- DATA EXCERPTS -
+ + + + +
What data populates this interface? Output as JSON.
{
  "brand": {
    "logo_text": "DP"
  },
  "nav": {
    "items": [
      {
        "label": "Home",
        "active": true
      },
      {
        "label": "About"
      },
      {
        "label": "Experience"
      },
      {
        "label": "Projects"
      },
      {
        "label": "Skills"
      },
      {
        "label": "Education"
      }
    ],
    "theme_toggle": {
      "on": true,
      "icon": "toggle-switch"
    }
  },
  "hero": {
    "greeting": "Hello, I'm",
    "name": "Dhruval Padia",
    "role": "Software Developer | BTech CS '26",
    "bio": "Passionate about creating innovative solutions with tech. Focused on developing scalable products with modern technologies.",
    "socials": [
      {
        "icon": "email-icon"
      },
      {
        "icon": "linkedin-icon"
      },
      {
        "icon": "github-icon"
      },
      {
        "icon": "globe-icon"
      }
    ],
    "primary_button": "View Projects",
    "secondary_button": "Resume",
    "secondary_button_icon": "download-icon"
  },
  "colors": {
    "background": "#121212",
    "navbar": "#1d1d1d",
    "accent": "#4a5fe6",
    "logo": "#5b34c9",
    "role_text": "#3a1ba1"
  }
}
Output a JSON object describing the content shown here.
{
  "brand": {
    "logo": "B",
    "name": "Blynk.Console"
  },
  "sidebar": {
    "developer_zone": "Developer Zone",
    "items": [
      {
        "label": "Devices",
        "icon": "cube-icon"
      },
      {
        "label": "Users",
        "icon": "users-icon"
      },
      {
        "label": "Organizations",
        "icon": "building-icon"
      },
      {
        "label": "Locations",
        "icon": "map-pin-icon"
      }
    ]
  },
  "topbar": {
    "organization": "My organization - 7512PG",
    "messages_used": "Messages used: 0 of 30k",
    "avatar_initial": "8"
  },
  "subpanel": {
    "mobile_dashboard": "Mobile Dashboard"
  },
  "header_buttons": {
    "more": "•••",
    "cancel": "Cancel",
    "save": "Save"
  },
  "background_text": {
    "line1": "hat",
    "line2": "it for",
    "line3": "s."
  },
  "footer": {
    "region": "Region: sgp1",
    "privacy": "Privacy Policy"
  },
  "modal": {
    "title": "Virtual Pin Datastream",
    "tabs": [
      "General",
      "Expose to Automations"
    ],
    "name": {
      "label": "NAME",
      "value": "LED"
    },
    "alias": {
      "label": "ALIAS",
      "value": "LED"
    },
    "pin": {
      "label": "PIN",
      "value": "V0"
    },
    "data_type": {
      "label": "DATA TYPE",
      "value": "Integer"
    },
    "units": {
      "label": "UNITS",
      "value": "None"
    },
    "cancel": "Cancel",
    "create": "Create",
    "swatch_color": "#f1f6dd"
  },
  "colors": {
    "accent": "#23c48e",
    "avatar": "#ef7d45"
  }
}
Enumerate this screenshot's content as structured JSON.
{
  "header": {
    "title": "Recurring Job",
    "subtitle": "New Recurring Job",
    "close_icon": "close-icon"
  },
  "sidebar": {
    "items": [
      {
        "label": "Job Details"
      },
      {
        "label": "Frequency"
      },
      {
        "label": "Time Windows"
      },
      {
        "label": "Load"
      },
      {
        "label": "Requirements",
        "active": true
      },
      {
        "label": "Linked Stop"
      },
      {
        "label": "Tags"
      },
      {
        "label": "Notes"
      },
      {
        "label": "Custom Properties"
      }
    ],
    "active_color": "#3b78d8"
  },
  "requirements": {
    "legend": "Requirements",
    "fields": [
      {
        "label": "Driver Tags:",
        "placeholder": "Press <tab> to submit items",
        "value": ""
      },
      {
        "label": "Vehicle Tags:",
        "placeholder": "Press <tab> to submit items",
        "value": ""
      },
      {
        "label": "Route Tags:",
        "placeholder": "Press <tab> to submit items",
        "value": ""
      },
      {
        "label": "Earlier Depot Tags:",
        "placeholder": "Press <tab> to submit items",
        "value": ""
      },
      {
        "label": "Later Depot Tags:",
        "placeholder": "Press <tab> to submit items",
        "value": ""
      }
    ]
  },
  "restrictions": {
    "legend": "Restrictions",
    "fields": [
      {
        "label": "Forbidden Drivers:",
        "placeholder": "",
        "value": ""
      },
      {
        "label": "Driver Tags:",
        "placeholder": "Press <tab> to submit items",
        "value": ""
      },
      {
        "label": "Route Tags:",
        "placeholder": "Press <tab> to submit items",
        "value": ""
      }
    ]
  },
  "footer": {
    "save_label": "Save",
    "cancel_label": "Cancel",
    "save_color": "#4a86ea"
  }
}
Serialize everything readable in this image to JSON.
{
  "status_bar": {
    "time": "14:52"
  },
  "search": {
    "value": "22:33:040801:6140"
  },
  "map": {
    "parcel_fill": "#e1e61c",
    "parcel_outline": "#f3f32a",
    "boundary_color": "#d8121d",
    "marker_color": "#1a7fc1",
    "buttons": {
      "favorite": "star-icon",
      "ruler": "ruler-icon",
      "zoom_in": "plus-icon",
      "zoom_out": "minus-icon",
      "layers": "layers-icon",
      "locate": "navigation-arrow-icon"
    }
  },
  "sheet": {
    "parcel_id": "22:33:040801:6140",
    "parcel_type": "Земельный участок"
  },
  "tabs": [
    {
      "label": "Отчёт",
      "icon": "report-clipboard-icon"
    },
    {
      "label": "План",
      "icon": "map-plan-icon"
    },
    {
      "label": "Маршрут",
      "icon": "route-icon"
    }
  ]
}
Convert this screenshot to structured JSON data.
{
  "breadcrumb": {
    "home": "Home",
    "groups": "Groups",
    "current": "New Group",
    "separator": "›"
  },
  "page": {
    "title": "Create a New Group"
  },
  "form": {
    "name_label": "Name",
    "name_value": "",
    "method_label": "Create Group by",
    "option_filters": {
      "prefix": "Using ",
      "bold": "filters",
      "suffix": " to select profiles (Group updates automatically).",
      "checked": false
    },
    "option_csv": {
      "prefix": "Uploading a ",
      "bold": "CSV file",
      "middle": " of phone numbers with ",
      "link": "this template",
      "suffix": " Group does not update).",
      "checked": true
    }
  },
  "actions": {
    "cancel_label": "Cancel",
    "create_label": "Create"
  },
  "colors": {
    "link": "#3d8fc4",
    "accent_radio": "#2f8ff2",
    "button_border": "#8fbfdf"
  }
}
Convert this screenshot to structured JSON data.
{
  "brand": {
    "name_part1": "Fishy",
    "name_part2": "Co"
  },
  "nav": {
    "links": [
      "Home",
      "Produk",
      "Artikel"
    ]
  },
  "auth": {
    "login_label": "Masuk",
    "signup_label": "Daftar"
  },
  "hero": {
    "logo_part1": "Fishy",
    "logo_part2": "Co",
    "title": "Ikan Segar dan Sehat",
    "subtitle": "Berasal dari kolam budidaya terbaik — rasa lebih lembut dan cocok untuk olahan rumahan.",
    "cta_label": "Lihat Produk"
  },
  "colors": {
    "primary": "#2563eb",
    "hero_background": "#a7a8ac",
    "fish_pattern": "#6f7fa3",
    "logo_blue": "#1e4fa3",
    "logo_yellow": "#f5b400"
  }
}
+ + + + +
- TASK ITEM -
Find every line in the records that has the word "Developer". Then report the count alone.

- ANSWER SECTION -
2